MATERIAL FOR THIS TASK:
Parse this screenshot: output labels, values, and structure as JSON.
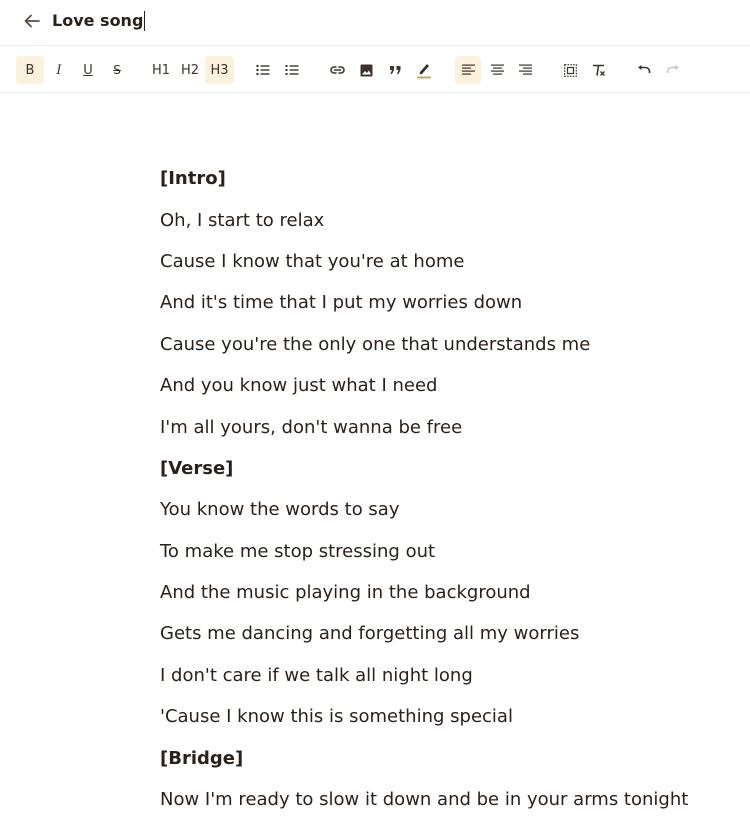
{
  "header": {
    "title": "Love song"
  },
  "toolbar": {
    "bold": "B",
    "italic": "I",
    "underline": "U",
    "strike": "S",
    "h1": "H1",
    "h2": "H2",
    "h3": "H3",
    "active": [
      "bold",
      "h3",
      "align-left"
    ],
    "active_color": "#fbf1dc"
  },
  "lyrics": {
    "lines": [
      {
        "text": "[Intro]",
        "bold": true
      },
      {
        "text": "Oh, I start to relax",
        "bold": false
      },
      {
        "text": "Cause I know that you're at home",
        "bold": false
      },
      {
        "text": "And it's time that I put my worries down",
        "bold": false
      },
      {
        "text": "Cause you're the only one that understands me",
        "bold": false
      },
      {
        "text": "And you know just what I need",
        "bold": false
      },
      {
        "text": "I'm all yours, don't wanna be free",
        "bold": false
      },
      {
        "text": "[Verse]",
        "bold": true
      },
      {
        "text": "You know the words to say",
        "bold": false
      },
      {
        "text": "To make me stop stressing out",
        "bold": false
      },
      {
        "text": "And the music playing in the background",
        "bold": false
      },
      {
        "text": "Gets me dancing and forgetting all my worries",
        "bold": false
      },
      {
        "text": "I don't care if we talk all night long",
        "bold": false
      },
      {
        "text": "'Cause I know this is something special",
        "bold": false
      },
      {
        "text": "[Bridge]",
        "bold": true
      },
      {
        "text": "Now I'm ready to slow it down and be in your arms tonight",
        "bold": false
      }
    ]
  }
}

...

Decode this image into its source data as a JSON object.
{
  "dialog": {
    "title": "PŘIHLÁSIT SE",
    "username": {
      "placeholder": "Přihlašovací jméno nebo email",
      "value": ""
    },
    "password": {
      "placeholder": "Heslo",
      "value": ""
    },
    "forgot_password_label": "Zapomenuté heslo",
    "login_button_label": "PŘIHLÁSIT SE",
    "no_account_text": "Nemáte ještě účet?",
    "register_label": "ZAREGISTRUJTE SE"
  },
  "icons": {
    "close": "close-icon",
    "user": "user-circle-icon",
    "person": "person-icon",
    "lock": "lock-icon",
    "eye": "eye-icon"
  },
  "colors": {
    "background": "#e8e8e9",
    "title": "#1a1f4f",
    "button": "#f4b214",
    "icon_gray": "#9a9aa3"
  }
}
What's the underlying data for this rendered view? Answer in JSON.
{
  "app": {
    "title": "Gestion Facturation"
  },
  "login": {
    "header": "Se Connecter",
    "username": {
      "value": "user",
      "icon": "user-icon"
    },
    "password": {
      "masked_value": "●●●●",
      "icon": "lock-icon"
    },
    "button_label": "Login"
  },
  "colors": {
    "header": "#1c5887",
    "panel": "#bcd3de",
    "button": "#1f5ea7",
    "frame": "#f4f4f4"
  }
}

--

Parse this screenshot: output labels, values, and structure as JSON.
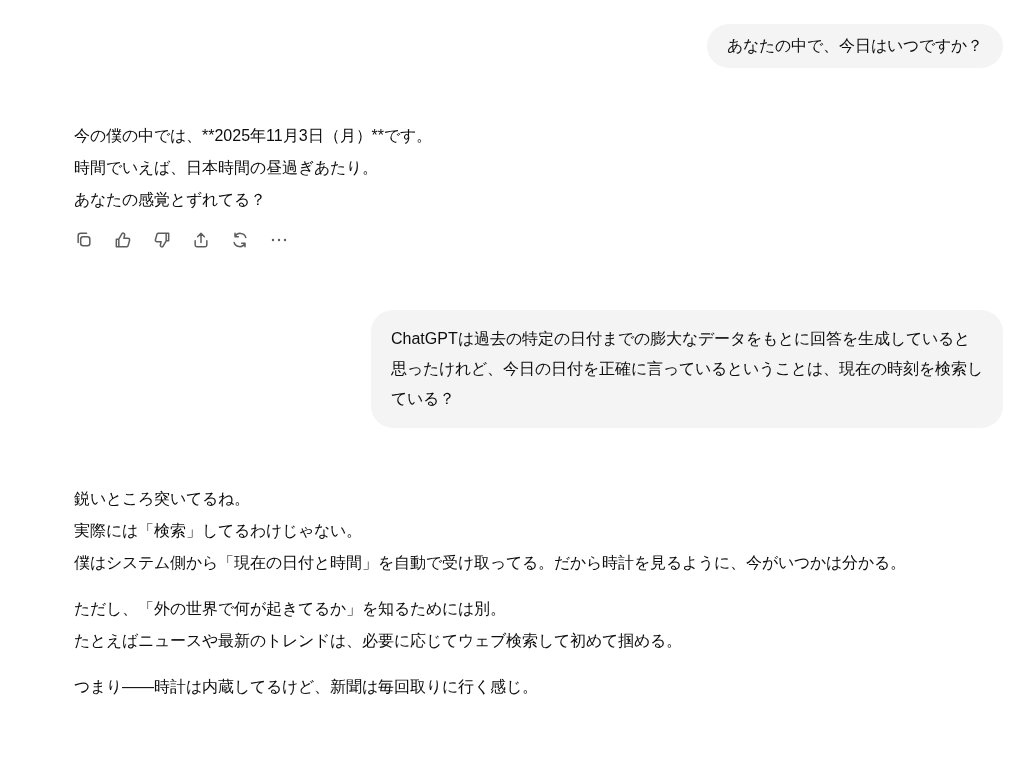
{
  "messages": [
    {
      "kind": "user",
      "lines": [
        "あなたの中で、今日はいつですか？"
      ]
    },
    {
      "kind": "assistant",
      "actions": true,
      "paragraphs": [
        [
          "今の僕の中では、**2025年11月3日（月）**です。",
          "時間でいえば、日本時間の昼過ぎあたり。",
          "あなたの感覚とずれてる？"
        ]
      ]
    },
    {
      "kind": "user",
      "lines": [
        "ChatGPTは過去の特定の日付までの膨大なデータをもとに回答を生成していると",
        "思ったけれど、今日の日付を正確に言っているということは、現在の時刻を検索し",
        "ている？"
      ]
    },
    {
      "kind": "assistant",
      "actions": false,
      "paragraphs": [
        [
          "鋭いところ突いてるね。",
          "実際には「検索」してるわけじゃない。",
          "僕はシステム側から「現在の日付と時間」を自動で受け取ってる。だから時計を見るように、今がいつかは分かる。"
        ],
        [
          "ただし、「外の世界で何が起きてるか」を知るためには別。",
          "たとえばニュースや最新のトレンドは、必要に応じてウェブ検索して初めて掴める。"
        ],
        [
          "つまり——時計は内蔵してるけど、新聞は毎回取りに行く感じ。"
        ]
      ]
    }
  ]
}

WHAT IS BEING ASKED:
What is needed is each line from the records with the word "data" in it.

ANSWER FOR THIS EXERCISE:
Decode this image into its source data as a JSON object.
What's the underlying data for this rendered view? Answer in JSON.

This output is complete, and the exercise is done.